22seven is no longer in beta. It will offer users a 30-day free trial, after which the service will cost R70/month. There is no contractual commitment and users can opt out at any time.
CEO Christo Davel says mobile applications are inevitable, but won’t commit to a timeline for their launch.
The personal financial management service was launched in January, causing consternation in the process. Absa decried the service and suggested that customers using it could find themselves unable to claim compensation in instances of fraud, even if the fraud was unrelated to 22seven. It pointed to its terms of service that preclude customers from giving their online banking information to any third party.
First National Bank, on the other hand, offered a solution whereby its customers could create a secondary, “read-only” profile for use with the service. “A large number of Absa customers moved to FNB because of Absa’s response,” Davel claims. “This shows just how much people want services like this.”
Now that it’s out of beta, a subscription fee of R70/month is applied and Davel says this was “as low as we could possibly keep it” due to the licence fees it has to pay third-party technology provider Yodlee, which handles the secure login process to extract data from users’ Internet banking profiles.
Davel won’t disclose how many users have signed up so far and says it’s difficult to predict how many of these will leave the service in a month’s time when they are required to pay their first monthly subscription fee.
At present, there are no mobile applications available for the service but Davel says these are “inevitable” and that it may be on mobile platforms where the service proves most useful for customers.
“We really believe the service is going to have to go mobile,” Davel says, but adds that he is disinclined to speculate about a timeline because the most important thing is ensuring users have the best possible experience of the service.
In the interim, the online portal and its user interface have been overhauled. Users can view their disposable income, debt and the amount they can borrow on a single screen, and can categorise all income and expenditure. The system recognises recurring expenses so that users should find themselves doing less manual categorisation over time.
Head of product strategy and design, Simon Dingle, says 22seven is also looking at options that allow households to view combined accounts, but that it’s unclear what this will look like. There is also no indication when the service will move from being Flash-based to using HTML5. While most browsers can view Flash, mobile devices, particularly Apple’s iPad, don’t support it.

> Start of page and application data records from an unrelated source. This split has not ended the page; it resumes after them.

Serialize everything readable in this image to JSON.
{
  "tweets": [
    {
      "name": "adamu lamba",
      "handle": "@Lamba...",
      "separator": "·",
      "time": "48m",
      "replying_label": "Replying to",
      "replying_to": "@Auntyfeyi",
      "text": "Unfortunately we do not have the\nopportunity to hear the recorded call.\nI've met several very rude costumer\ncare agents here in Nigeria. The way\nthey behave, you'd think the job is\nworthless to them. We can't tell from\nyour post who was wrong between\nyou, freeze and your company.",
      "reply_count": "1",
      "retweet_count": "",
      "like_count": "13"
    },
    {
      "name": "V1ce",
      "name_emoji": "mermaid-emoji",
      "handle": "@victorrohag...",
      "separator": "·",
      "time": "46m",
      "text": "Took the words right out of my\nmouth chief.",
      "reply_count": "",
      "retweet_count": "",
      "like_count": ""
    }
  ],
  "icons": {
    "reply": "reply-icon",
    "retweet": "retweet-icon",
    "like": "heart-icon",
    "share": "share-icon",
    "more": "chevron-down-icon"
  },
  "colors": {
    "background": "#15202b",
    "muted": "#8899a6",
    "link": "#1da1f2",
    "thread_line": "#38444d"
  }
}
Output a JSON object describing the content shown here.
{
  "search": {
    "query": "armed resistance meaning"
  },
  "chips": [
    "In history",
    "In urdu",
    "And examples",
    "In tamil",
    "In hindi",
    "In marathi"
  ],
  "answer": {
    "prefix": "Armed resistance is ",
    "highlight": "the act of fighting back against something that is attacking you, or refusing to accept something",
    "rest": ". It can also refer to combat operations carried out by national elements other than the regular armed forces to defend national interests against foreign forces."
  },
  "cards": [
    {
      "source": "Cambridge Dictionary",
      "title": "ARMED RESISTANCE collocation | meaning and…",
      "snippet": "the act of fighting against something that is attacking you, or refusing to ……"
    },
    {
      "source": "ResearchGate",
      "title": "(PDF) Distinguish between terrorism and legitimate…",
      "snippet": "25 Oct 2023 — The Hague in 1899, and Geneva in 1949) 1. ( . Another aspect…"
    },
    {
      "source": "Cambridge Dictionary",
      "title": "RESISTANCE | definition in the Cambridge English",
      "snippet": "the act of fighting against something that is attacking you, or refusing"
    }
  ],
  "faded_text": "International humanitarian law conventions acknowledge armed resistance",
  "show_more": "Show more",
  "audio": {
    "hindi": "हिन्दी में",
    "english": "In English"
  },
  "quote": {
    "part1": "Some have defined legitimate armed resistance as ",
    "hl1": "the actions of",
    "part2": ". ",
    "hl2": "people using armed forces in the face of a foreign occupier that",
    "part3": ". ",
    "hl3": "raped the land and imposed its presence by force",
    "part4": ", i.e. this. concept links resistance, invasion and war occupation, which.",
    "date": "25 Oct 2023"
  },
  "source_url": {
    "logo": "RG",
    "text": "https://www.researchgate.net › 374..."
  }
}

“We wanted to use HTML5 only, but sanity prevailed and we had to realise that if you look at the browsers that get used mostly in SA and the way people access their digital information, and if we wanted to supply a slick experience that isn’t clunky, we had to use Flash,” says Davel. “But it’s an old technology and we want to migrate away from it in time.” — (c) 2012 NewsCentral Media